(Extracted data entries)
----------------------------------------

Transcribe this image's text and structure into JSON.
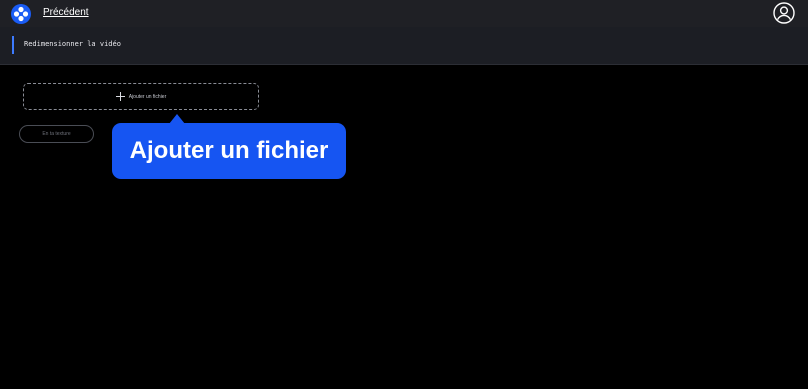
{
  "header": {
    "back_label": "Précédent",
    "logo_icon": "app-logo-icon",
    "user_icon": "user-account-icon"
  },
  "subheader": {
    "title": "Redimensionner la vidéo",
    "accent_color": "#3d7bff"
  },
  "main": {
    "add_file_label": "Ajouter un fichier",
    "add_file_icon": "plus-icon",
    "secondary_button_label": "En ta texture"
  },
  "tooltip": {
    "text": "Ajouter un fichier",
    "color": "#1655f2"
  }
}
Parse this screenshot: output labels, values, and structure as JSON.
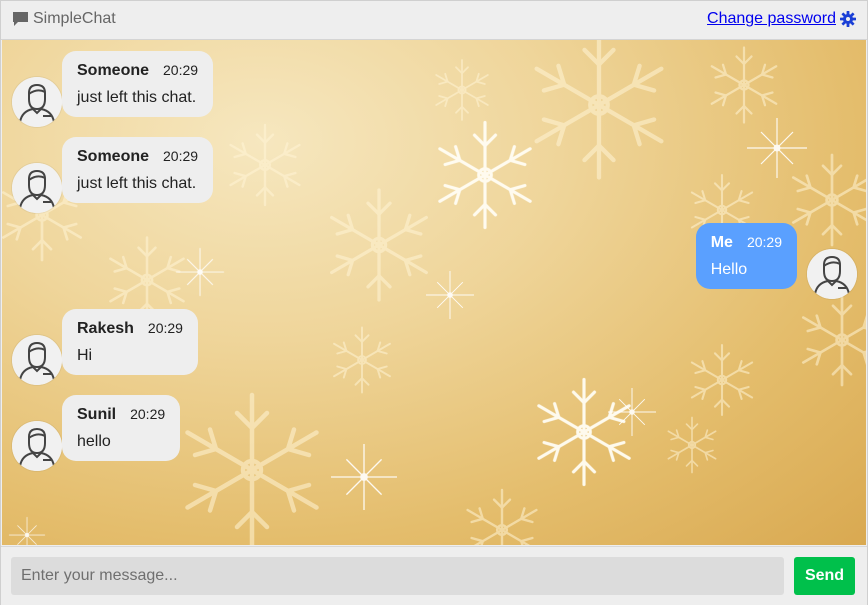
{
  "header": {
    "brand": "SimpleChat",
    "brand_icon": "chat-bubble-icon",
    "change_password_label": "Change password",
    "change_password_icon": "gear-icon"
  },
  "messages": [
    {
      "name": "Someone",
      "time": "20:29",
      "text": "just left this chat.",
      "side": "left"
    },
    {
      "name": "Someone",
      "time": "20:29",
      "text": "just left this chat.",
      "side": "left"
    },
    {
      "name": "Me",
      "time": "20:29",
      "text": "Hello",
      "side": "right"
    },
    {
      "name": "Rakesh",
      "time": "20:29",
      "text": "Hi",
      "side": "left"
    },
    {
      "name": "Sunil",
      "time": "20:29",
      "text": "hello",
      "side": "left"
    }
  ],
  "composer": {
    "placeholder": "Enter your message...",
    "value": "",
    "send_label": "Send"
  },
  "colors": {
    "accent_me_bubble": "#5aa0ff",
    "send_button": "#00c04b",
    "link": "#0000ee"
  }
}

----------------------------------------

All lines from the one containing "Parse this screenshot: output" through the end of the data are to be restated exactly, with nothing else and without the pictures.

Parse this screenshot: output labels, values, and structure as JSON.
{
  "header": {
    "brand": "SimpleChat",
    "brand_icon": "chat-bubble-icon",
    "change_password_label": "Change password",
    "change_password_icon": "gear-icon"
  },
  "messages": [
    {
      "name": "Someone",
      "time": "20:29",
      "text": "just left this chat.",
      "side": "left"
    },
    {
      "name": "Someone",
      "time": "20:29",
      "text": "just left this chat.",
      "side": "left"
    },
    {
      "name": "Me",
      "time": "20:29",
      "text": "Hello",
      "side": "right"
    },
    {
      "name": "Rakesh",
      "time": "20:29",
      "text": "Hi",
      "side": "left"
    },
    {
      "name": "Sunil",
      "time": "20:29",
      "text": "hello",
      "side": "left"
    }
  ],
  "composer": {
    "placeholder": "Enter your message...",
    "value": "",
    "send_label": "Send"
  },
  "colors": {
    "accent_me_bubble": "#5aa0ff",
    "send_button": "#00c04b",
    "link": "#0000ee"
  }
}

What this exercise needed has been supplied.